TASK PROMPT
A single number is required: the count of lines in the entries below that include the word "from".

SUPPLIED ENTRIES
┏━━

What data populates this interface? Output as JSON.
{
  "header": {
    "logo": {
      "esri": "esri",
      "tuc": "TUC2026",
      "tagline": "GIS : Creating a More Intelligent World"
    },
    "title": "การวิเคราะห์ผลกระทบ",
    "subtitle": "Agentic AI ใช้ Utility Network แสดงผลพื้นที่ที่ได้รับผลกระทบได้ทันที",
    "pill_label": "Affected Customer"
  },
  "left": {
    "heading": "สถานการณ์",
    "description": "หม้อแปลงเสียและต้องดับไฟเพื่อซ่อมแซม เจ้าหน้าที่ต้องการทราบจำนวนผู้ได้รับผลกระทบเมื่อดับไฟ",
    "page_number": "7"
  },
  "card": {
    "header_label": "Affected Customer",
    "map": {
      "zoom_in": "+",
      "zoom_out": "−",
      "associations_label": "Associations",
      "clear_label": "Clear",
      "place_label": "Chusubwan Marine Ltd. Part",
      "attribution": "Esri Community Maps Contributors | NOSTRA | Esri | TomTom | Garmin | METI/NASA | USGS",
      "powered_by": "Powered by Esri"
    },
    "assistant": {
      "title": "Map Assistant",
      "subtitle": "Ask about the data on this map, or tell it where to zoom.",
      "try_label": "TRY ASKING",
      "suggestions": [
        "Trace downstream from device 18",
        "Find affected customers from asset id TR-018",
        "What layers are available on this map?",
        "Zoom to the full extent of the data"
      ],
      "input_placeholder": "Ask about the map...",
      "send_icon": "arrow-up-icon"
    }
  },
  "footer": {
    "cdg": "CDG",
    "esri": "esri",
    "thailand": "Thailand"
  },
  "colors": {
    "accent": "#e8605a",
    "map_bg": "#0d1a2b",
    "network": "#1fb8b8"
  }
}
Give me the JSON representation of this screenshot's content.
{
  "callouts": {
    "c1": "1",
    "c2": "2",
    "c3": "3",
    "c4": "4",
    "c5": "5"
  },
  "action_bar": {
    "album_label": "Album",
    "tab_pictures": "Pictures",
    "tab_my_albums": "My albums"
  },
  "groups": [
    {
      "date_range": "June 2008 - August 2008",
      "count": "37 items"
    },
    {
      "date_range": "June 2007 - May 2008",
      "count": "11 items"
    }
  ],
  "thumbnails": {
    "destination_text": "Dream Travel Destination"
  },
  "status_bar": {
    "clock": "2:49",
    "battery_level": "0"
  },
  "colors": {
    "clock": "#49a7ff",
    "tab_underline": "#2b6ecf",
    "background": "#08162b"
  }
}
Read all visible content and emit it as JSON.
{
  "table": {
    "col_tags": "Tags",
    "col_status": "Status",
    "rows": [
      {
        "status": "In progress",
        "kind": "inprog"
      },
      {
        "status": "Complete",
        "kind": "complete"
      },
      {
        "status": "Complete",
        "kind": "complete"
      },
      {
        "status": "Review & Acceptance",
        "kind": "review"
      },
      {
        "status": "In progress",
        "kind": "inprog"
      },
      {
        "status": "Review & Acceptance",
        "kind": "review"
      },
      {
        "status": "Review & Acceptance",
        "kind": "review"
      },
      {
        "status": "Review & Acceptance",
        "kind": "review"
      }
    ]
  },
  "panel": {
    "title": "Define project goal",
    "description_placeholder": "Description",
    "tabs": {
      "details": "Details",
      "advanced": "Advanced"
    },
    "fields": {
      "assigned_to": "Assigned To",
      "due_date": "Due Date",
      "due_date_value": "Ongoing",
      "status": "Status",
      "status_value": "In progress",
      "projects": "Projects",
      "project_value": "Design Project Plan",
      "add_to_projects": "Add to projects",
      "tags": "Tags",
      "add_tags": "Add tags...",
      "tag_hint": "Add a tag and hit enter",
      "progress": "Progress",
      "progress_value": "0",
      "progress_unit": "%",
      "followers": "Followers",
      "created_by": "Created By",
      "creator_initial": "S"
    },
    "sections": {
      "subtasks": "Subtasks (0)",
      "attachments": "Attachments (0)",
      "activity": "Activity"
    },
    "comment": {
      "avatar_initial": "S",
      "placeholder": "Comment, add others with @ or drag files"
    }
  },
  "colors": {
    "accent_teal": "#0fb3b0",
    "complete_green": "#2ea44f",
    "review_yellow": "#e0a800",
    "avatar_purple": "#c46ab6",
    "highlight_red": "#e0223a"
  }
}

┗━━

RESPONSE FOR THIS EXERCISE
2